After you’ve completed a panel or two, rinse your mitt in the clean water bucket. This clears the mitt of any dirt and prevents cross-contamination with your soap bucket.

Rep the process for the top of the vehicle, rinsing and reloading the mitt as needed with soapy water. Switch to your second mitt and focus on the lower half of the car once you’re satisfied with the top half.

Because this section is typically dirtier than the top, make sure to rotate your mitt and rinse it.

Step 2

It’s time to get out of the car now that you’ve completed washing.

Using your pressure washer or garden hose, rinse the soapy solution from top to bottom, making sure to get into all of the panel gaps to prevent soap from drying and leaving residue.

After properly rinsing, a sheet rinse can be used to remove the remaining water. Then, taking your detail spray or drying aid, apply it as directed and finish with your drying towel.

The detail spray or drying aid will assist remove any missed dirt without blemishing the surface. Clean the mirrors and other overhanging areas of the vehicle before drying it thoroughly.

Step 3

When the vehicle is completely dry, walk around it to make sure you haven’t missed any locations.

If any marks appear, reapply your drying aid or detail spray and wipe them away with your towel. To take things a step further, you may now apply a wax or sealer to the paintwork to make it shine even more!

That’s all there is to it! A step-by-step guide to safely and effectively washing your car’s paintwork.

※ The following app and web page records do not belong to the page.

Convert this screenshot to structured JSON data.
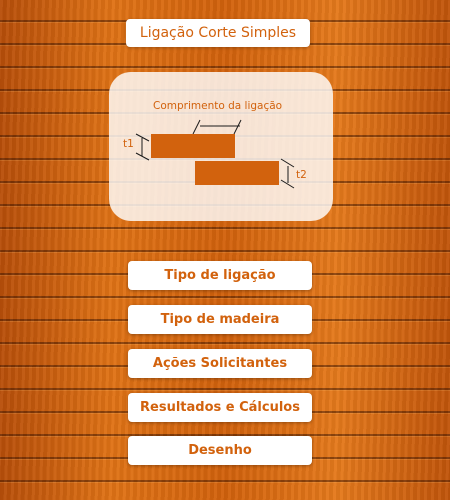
{
  "header": {
    "title": "Ligação Corte Simples"
  },
  "diagram": {
    "length_label": "Comprimento da ligação",
    "t1_label": "t1",
    "t2_label": "t2",
    "plate_color": "#d2620d"
  },
  "menu": {
    "items": [
      {
        "label": "Tipo de ligação"
      },
      {
        "label": "Tipo de madeira"
      },
      {
        "label": "Ações Solicitantes"
      },
      {
        "label": "Resultados e Cálculos"
      },
      {
        "label": "Desenho"
      }
    ]
  },
  "colors": {
    "accent": "#d2620d",
    "button_bg": "#ffffff"
  }
}
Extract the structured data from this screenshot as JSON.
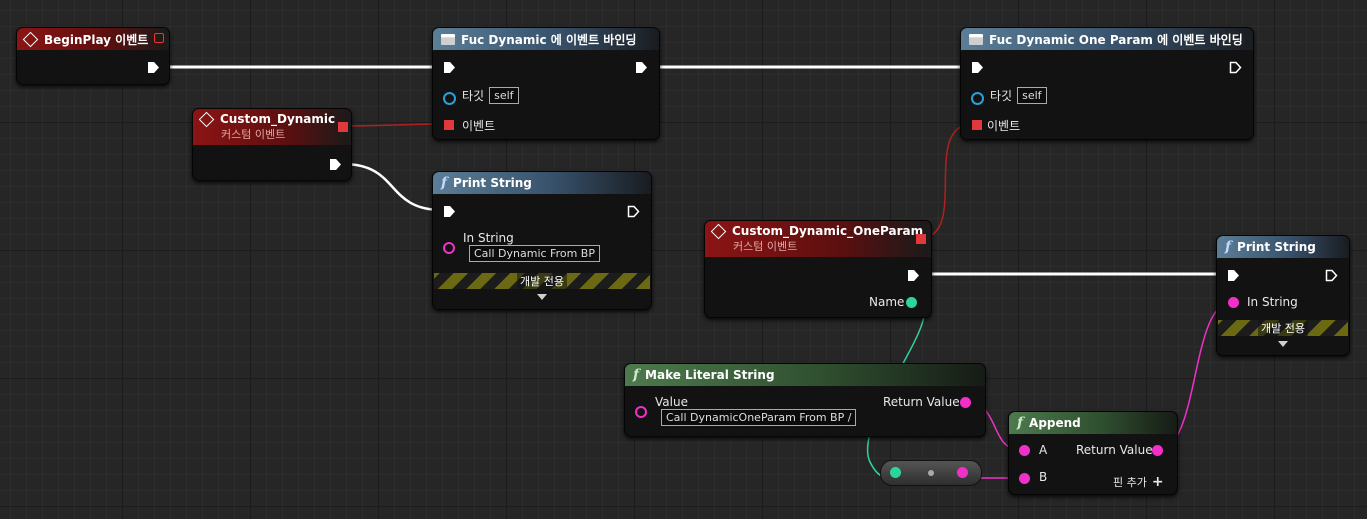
{
  "nodes": {
    "begin_play": {
      "title": "BeginPlay 이벤트"
    },
    "custom_dynamic": {
      "title": "Custom_Dynamic",
      "subtitle": "커스텀 이벤트"
    },
    "bind_fuc_dynamic": {
      "title": "Fuc Dynamic 에 이벤트 바인딩",
      "target_label": "타깃",
      "target_value": "self",
      "event_label": "이벤트"
    },
    "bind_fuc_dynamic_one_param": {
      "title": "Fuc Dynamic One Param 에 이벤트 바인딩",
      "target_label": "타깃",
      "target_value": "self",
      "event_label": "이벤트"
    },
    "print_string_1": {
      "title": "Print String",
      "in_string_label": "In String",
      "in_string_value": "Call Dynamic From BP",
      "dev_only": "개발 전용"
    },
    "custom_dynamic_one_param": {
      "title": "Custom_Dynamic_OneParam",
      "subtitle": "커스텀 이벤트",
      "name_label": "Name"
    },
    "print_string_2": {
      "title": "Print String",
      "in_string_label": "In String",
      "dev_only": "개발 전용"
    },
    "make_literal_string": {
      "title": "Make Literal String",
      "value_label": "Value",
      "value": "Call DynamicOneParam From BP /",
      "return_label": "Return Value"
    },
    "append": {
      "title": "Append",
      "a_label": "A",
      "b_label": "B",
      "return_label": "Return Value",
      "add_pin_label": "핀 추가"
    }
  },
  "colors": {
    "exec": "#ffffff",
    "delegate": "#e0393c",
    "string": "#f030c8",
    "name": "#2fd3a0",
    "object": "#2a9fd8"
  }
}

Personally, I find driving a clean car makes the whole experience that little bit more easy-going. We recommend giving your car a full wash and clean at least once every two weeks.